It comes in three length options (5 986 mm, 6 836 mm or 7 391 mm in panel van guise. Heights vary from 2 355 mm, 2 625 mm and 2 637 mm for the panel van while more options include closed body alternatives as well.
The Crafter can be adapted to transport some passengers on their very last trip in this plane of existence... in some style, we may add.
Additional improvements and specification include safety features such as side-wind compensation system – a key danger mitigating system in the sector; hill hold assist – for those treacherous steep angled stops – and automatic a post-collision braking system. A steering wheel with height and telescopic adjustment also adds to driver comfort and safety by enhancing various driver postures.
More enhancement can be had through an electro-mechanical steering system; Park Assist; Trailer Assist and as optional extras: a reverse-view camera, rear traffic alert; cornering LED lights, adaptive cruise control and EBS. Available passive safety systems include front, side and head airbags for driver and front passenger.
As it is aimed higher than the usual 1-tonne pick-up start-up, there are a number of business sectors where a large carrier such as the Crafter is highly sought-after and VW says it gathered the opinions of typical Crafter customer bases to get a better understanding of what it needed to refine in building this new iteration. The questions included: what can assist the daily lives of courier drivers in inner-city traffic? How can construction vehicles manoeuvre more easily through muddy building sites? How can accidents caused by tired drivers on long trips be prevented? These are the exact concerns of fleet owners who are adamant to reduce risk and raise profitability.
At the media launch of the new Crafter range, VW displayed a unit that had been customised to perform as an ambulance.
The engineers at VW were then able to gain insight into various customer needs and which systems can be used effectively to achieve these objectives when creating this new Crafter. I’m not entirely certain about the importance of the new Crafter's standard electric windows fitment, but I’m confident that central locking with wireless remote control is a must have. VW further did its homework on convenience features too: the Crafter cabin has storage designed specifically for a mobile phone, laptop and tablet, folding rule and working gloves.
Fuel economy is a crucial aspect in running a fleet business and according to VWSA: “The Crafter's fundamentally new exterior design gives the model improved consumption and emission figures.” South Africa exclusively gets a 103 kW 2.0-litre TDI engine either in front or rear-wheel drive configuration. The 4-cylinder TDI engine has peak torque of 340 Nm and its average fuel consumption is claimed as 7.3 to 7.6 litres/100 km depending on the derivative.
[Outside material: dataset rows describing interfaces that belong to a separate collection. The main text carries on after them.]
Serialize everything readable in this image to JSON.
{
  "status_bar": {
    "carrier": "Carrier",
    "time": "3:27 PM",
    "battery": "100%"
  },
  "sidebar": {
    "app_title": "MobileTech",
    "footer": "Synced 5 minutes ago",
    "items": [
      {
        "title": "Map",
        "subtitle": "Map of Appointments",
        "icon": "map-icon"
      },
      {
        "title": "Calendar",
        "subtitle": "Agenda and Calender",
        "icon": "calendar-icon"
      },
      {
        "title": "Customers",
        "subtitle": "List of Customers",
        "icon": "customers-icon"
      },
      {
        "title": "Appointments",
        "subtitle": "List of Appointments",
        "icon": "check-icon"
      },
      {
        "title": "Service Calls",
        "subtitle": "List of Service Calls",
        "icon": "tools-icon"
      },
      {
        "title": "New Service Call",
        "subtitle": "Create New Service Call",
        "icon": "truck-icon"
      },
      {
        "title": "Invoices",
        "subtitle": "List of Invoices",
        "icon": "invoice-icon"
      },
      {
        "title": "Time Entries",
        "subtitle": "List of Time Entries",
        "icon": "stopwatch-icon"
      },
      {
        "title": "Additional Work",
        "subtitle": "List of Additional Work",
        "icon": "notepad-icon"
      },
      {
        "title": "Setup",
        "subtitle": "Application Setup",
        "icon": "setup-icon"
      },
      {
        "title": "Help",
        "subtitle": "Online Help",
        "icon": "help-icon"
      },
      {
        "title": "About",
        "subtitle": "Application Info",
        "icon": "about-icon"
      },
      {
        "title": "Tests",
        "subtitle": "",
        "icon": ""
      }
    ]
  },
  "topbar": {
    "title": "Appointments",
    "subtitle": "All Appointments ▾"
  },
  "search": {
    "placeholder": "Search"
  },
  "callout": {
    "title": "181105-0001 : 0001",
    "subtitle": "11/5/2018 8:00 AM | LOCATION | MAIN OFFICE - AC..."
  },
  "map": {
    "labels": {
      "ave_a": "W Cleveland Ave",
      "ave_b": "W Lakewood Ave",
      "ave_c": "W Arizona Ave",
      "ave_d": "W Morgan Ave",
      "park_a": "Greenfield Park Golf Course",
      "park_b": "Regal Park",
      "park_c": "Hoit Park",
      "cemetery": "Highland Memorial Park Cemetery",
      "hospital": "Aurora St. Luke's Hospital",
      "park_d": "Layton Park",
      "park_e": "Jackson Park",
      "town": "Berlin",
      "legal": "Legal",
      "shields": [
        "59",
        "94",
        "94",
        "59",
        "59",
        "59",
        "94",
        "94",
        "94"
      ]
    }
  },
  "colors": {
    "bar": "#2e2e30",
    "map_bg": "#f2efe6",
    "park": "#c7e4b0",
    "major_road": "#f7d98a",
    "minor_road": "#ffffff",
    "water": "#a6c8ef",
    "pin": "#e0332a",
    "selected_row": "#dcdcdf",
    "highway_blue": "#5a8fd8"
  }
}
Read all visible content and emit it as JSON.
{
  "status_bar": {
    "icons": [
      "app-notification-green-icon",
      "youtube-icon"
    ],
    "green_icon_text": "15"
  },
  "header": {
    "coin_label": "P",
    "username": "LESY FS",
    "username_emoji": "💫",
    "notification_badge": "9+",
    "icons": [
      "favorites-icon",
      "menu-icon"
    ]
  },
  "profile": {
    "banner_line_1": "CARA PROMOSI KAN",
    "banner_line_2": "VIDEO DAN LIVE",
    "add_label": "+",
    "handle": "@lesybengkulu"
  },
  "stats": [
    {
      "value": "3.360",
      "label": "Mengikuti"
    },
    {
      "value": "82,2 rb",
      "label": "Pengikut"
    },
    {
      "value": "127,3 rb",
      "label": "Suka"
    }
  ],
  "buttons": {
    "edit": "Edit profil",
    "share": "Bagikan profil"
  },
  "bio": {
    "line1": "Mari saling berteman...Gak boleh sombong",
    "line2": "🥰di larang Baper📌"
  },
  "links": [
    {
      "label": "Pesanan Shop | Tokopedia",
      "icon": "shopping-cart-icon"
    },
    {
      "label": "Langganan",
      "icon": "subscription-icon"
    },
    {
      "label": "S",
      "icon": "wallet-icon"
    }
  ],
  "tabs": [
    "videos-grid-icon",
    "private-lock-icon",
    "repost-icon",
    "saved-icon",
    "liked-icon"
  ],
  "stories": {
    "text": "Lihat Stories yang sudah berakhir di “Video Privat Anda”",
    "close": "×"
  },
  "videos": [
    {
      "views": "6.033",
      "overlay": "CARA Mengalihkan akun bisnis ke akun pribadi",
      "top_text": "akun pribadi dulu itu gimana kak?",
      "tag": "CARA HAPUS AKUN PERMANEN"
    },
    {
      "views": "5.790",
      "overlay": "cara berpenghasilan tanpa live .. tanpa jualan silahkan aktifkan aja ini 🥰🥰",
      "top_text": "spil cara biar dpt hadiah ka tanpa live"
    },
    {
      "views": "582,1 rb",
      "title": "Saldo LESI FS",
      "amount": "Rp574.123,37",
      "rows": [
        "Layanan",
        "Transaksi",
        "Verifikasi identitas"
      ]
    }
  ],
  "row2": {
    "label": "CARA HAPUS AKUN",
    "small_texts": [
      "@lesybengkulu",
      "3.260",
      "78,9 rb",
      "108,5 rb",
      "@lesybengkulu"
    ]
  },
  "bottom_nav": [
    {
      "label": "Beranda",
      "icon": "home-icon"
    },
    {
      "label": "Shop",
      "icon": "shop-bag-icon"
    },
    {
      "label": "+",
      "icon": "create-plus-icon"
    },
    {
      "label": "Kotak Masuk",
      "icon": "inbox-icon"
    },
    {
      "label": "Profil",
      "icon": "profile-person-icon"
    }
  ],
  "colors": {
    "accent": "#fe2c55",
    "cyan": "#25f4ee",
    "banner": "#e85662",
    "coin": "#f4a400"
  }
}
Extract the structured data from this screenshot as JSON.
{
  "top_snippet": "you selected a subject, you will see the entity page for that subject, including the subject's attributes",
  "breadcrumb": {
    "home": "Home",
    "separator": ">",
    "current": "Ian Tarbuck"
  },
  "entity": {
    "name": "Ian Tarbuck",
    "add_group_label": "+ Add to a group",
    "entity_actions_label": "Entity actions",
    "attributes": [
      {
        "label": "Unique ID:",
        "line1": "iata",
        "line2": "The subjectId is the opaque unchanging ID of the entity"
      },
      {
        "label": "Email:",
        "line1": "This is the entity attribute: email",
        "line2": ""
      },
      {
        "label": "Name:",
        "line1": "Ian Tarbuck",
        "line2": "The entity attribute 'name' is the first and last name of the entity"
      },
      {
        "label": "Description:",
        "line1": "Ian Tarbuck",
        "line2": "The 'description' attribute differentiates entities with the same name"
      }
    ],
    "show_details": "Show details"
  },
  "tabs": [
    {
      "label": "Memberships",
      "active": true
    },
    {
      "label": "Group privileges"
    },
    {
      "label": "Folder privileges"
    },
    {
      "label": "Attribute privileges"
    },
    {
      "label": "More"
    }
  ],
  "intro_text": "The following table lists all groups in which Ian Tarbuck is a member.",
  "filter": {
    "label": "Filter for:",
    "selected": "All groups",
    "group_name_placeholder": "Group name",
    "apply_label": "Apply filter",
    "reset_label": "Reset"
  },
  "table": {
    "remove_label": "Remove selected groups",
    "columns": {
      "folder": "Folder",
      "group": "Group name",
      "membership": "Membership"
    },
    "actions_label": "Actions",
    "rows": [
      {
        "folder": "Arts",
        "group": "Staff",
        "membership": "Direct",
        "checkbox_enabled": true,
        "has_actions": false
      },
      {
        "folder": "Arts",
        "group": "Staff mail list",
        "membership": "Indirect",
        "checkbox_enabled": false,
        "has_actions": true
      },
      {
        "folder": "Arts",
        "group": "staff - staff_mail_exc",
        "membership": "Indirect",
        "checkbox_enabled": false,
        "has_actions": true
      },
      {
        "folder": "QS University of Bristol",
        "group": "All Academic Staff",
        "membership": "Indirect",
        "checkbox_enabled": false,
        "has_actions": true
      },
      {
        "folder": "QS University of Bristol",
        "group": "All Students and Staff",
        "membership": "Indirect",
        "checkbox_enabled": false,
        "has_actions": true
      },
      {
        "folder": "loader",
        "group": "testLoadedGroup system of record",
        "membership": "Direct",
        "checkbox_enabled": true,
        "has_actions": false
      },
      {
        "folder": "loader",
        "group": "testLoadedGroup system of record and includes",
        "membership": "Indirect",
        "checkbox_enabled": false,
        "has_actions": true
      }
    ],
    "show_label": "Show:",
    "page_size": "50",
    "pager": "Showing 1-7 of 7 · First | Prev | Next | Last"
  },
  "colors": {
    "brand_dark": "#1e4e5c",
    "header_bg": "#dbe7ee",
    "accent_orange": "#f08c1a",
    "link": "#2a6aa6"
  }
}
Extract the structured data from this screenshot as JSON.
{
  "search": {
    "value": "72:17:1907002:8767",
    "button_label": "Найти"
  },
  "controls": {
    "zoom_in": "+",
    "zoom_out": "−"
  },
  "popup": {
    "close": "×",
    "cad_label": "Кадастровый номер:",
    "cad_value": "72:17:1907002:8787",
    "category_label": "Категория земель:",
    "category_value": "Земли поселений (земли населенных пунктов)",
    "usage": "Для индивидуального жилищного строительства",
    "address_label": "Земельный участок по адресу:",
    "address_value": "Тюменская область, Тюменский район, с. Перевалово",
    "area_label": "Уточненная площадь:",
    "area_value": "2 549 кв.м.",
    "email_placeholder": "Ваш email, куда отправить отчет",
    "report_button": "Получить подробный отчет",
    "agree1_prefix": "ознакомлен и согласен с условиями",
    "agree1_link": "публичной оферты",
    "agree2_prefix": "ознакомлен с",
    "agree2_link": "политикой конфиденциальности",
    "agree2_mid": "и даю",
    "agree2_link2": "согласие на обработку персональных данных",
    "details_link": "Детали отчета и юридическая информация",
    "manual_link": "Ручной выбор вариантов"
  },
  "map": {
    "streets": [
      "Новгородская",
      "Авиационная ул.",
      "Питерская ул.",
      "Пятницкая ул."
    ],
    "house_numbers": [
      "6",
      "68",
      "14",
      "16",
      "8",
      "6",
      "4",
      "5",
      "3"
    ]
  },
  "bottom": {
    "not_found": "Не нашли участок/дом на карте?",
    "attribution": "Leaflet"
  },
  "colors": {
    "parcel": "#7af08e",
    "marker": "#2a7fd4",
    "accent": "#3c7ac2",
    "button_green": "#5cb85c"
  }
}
In its highest spec, the Crafter's interior is decidedly car-like, although various storage options make the cabin very practical too.
VWSA promises reliability from the engine, which it says is designed for both local and long-distance operation, as well as low maintenance and repair costs.
To accommodate current fleet operators who'd like to upgrade to the new Crafter, an optional universal cargo floor is equipped with shelving mounts, so that existing shelving systems from lease vehicles or previous models can be installed for all common suppliers of customisation solutions. A second compressor for refrigeration or fresh produce applications, four variants of a 2nd battery and a 2nd air conditioner are optionally available.
The new Crafter comes standard with a 2-year/unlimited km manufacturer warranty, a 5-year/120 000 km Genuine Automotion service plan and a 12-year anti-corrosion warranty. The service interval is 20 000 km.
New Crafter Prices (VAT and emissions tax included)
Crafter 35 (MCV) Panel Van R509 700
Crafter 35 (LCV) Panel Van R588 100
Crafter 50 LWB (Bus Conversion Ready) R625 800
Crafter 50 LWB (Panel Van) R625 800
Crafter 50 LWB with overhang (Bus Conversion ready) R635 800
Crafter 50 LWB with overhang (Panel Van) R635 800